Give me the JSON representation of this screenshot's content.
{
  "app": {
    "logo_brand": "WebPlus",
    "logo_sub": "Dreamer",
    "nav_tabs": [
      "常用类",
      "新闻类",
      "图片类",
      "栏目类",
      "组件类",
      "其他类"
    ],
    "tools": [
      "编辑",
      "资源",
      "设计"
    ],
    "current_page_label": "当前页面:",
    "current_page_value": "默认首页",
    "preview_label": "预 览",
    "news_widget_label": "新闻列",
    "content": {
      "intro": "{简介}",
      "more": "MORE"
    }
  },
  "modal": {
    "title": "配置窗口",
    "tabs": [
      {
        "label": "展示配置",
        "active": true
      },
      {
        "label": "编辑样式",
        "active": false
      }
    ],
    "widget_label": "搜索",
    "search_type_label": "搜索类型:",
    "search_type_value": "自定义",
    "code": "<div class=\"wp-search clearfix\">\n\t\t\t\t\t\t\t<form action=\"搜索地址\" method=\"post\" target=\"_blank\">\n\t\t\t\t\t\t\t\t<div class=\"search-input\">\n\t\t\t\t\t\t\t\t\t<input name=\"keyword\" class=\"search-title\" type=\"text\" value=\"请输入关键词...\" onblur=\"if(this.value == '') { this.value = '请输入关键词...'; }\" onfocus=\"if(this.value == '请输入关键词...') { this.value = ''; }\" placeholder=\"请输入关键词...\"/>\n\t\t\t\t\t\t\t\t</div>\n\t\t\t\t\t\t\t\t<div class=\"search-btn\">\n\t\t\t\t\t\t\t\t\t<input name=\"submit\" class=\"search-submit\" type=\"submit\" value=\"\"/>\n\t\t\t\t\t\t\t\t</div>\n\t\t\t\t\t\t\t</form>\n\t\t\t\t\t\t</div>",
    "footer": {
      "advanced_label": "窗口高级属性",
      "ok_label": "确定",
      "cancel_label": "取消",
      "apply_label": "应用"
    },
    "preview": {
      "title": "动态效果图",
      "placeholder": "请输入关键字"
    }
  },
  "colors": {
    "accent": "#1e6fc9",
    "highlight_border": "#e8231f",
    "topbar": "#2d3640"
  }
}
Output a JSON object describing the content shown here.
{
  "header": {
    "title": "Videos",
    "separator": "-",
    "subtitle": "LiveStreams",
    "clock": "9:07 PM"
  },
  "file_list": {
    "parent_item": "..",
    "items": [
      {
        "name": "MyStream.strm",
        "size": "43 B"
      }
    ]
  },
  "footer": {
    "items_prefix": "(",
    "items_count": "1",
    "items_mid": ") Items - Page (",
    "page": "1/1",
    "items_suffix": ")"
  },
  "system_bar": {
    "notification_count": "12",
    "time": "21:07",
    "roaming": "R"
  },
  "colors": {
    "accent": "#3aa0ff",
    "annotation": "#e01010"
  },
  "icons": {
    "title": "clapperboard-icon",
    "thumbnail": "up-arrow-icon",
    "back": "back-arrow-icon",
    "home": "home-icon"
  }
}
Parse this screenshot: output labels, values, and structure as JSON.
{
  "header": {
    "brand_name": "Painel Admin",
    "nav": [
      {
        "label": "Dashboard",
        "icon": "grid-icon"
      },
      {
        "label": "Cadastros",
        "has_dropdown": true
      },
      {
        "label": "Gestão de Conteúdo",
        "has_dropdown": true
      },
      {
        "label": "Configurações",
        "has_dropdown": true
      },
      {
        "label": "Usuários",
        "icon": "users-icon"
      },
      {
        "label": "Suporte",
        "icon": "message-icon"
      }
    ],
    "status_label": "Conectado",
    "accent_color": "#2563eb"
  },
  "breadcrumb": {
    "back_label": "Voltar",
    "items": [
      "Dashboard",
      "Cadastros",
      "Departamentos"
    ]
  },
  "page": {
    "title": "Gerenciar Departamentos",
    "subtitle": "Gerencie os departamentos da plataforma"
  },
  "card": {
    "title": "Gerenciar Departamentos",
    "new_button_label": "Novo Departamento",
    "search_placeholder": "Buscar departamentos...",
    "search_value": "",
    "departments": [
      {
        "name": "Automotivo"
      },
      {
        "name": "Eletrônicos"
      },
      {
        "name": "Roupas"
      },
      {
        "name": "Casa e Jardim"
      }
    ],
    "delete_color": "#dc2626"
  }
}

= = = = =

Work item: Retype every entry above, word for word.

Answer space:
Give me the JSON representation of this screenshot's content.
{
  "app": {
    "logo_brand": "WebPlus",
    "logo_sub": "Dreamer",
    "nav_tabs": [
      "常用类",
      "新闻类",
      "图片类",
      "栏目类",
      "组件类",
      "其他类"
    ],
    "tools": [
      "编辑",
      "资源",
      "设计"
    ],
    "current_page_label": "当前页面:",
    "current_page_value": "默认首页",
    "preview_label": "预 览",
    "news_widget_label": "新闻列",
    "content": {
      "intro": "{简介}",
      "more": "MORE"
    }
  },
  "modal": {
    "title": "配置窗口",
    "tabs": [
      {
        "label": "展示配置",
        "active": true
      },
      {
        "label": "编辑样式",
        "active": false
      }
    ],
    "widget_label": "搜索",
    "search_type_label": "搜索类型:",
    "search_type_value": "自定义",
    "code": "<div class=\"wp-search clearfix\">\n\t\t\t\t\t\t\t<form action=\"搜索地址\" method=\"post\" target=\"_blank\">\n\t\t\t\t\t\t\t\t<div class=\"search-input\">\n\t\t\t\t\t\t\t\t\t<input name=\"keyword\" class=\"search-title\" type=\"text\" value=\"请输入关键词...\" onblur=\"if(this.value == '') { this.value = '请输入关键词...'; }\" onfocus=\"if(this.value == '请输入关键词...') { this.value = ''; }\" placeholder=\"请输入关键词...\"/>\n\t\t\t\t\t\t\t\t</div>\n\t\t\t\t\t\t\t\t<div class=\"search-btn\">\n\t\t\t\t\t\t\t\t\t<input name=\"submit\" class=\"search-submit\" type=\"submit\" value=\"\"/>\n\t\t\t\t\t\t\t\t</div>\n\t\t\t\t\t\t\t</form>\n\t\t\t\t\t\t</div>",
    "footer": {
      "advanced_label": "窗口高级属性",
      "ok_label": "确定",
      "cancel_label": "取消",
      "apply_label": "应用"
    },
    "preview": {
      "title": "动态效果图",
      "placeholder": "请输入关键字"
    }
  },
  "colors": {
    "accent": "#1e6fc9",
    "highlight_border": "#e8231f",
    "topbar": "#2d3640"
  }
}
Output a JSON object describing the content shown here.
{
  "header": {
    "title": "Videos",
    "separator": "-",
    "subtitle": "LiveStreams",
    "clock": "9:07 PM"
  },
  "file_list": {
    "parent_item": "..",
    "items": [
      {
        "name": "MyStream.strm",
        "size": "43 B"
      }
    ]
  },
  "footer": {
    "items_prefix": "(",
    "items_count": "1",
    "items_mid": ") Items - Page (",
    "page": "1/1",
    "items_suffix": ")"
  },
  "system_bar": {
    "notification_count": "12",
    "time": "21:07",
    "roaming": "R"
  },
  "colors": {
    "accent": "#3aa0ff",
    "annotation": "#e01010"
  },
  "icons": {
    "title": "clapperboard-icon",
    "thumbnail": "up-arrow-icon",
    "back": "back-arrow-icon",
    "home": "home-icon"
  }
}
Parse this screenshot: output labels, values, and structure as JSON.
{
  "header": {
    "brand_name": "Painel Admin",
    "nav": [
      {
        "label": "Dashboard",
        "icon": "grid-icon"
      },
      {
        "label": "Cadastros",
        "has_dropdown": true
      },
      {
        "label": "Gestão de Conteúdo",
        "has_dropdown": true
      },
      {
        "label": "Configurações",
        "has_dropdown": true
      },
      {
        "label": "Usuários",
        "icon": "users-icon"
      },
      {
        "label": "Suporte",
        "icon": "message-icon"
      }
    ],
    "status_label": "Conectado",
    "accent_color": "#2563eb"
  },
  "breadcrumb": {
    "back_label": "Voltar",
    "items": [
      "Dashboard",
      "Cadastros",
      "Departamentos"
    ]
  },
  "page": {
    "title": "Gerenciar Departamentos",
    "subtitle": "Gerencie os departamentos da plataforma"
  },
  "card": {
    "title": "Gerenciar Departamentos",
    "new_button_label": "Novo Departamento",
    "search_placeholder": "Buscar departamentos...",
    "search_value": "",
    "departments": [
      {
        "name": "Automotivo"
      },
      {
        "name": "Eletrônicos"
      },
      {
        "name": "Roupas"
      },
      {
        "name": "Casa e Jardim"
      }
    ],
    "delete_color": "#dc2626"
  }
}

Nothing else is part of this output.